Manufacturing is the last area I’ve noticed with good promise for farangs. It allows the owner to leverage on the cheap labor of Thai workers and export the finished goods to Western countries. Certainly, this is what the Japanese carmakers are doing with their Thai factories, what the commercial shrimp and fish hatcheries are doing with Tiger Shrimp and Tilapia exports overseas, and what the textile manufacturers are doing with their cheap shirts and pants. Because factories normally sell for $500,000 to millions of USD, they usually qualify for the minimum investment requirements for foreign firms wanting tax incentives and accompanying visas (for owners and expat employees) in Thailand. Better yet, established contracts are easier to keep and maintain, and allows the owner to work on building up new accounts. The barrier to entry here is obviously money and a higher sense of business acumen. For the mass of farang visitors to Thailand, who are likely well-paid professional employees and contractors, this level of entrepreneurial and business proprietorship skill may need to be built up. I certainly fall into this category.

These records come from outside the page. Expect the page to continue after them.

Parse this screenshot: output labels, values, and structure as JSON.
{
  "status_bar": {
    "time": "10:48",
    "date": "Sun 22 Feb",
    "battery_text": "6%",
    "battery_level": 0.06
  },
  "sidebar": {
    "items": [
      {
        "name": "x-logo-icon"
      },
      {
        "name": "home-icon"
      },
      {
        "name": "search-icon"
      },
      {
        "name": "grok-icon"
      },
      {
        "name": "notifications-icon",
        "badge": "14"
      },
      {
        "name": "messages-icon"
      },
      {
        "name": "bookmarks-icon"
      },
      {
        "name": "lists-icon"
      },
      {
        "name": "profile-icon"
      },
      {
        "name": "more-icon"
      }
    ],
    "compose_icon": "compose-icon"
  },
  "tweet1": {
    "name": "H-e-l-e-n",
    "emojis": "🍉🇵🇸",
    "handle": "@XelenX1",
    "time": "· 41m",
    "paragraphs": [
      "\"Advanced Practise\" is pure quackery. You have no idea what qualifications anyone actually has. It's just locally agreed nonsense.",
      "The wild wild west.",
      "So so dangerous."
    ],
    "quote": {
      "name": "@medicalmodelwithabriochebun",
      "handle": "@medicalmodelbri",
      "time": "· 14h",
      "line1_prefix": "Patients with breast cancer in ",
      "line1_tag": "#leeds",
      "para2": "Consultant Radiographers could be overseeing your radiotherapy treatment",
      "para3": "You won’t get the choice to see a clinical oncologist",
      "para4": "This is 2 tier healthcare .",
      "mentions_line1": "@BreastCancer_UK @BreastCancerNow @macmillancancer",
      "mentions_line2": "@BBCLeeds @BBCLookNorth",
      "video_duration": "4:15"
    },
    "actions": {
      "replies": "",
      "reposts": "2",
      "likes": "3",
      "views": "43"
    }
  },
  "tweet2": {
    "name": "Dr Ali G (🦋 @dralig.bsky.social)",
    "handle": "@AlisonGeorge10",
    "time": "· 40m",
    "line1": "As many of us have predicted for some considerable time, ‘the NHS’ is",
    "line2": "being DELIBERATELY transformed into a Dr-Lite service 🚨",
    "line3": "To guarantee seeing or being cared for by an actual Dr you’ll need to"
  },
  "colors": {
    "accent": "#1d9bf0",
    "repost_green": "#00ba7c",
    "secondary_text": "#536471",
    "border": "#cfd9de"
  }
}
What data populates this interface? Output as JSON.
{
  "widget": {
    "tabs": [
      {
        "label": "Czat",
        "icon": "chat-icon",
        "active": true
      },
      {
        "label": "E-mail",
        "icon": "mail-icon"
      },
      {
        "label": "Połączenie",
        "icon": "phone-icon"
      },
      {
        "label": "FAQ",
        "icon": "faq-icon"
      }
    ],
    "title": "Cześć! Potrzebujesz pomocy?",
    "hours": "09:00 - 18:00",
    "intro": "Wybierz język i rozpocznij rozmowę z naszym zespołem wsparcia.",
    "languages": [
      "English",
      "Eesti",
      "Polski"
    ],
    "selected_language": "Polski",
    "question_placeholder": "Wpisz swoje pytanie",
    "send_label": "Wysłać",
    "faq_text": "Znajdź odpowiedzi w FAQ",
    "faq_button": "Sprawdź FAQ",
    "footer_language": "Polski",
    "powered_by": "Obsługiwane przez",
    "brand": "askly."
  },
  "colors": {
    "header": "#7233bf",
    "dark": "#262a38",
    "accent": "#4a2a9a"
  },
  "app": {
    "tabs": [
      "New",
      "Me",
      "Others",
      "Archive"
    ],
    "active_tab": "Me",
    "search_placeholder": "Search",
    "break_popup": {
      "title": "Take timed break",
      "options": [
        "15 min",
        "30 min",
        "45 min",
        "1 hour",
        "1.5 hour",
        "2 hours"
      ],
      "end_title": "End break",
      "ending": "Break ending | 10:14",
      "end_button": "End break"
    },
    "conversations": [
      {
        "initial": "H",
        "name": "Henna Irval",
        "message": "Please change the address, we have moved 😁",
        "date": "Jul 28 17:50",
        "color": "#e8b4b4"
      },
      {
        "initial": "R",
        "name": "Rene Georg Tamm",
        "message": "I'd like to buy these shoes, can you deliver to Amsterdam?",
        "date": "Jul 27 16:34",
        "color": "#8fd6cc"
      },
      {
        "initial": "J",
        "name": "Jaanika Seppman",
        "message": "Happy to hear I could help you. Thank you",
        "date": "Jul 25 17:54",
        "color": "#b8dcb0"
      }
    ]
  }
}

There is one last type of business I left out. I would call it self-employment more than business though. You could find an online type of business or a type of business/venture you could run remotely from Thailand. I’ve read about certain posters and readers to this and other Thailand sites that mention vaguely there online or remotely based jobs. It would seem that opportunities exist in this area, though the profitable ones do not exist on the get-rich-quick Delphi sites or websites. The few I know that could make money are web designer (with Western clients preferably), outsourced programming (you need to be well-established and experienced to get these contracts), and equity trading. However, with the equity trading, I am talking more about those with a very large portfolio who trade infrequently for long-term gains. While day trading may or may not make money, I am not partial to it as a long-term income generator given the risk.

wonderland clinic

What is interesting is that many of these businesses, if not most of them, are not related to Thailand at all. They simply allow you to work from Thailand, as they are site independent.

Does anyone else have personal experiences on online or remotely run businesses? If this submission helped you out, and you can return the favor, send me an email.

Stickman says:

There is huge opportunity to make money in Thailand. Jut be a little careful because the Thai authorities can make it difficult for us and cutting corners can make us awfully vulnerable. We also have to be careful of not letting the locals see our success.

nana plaza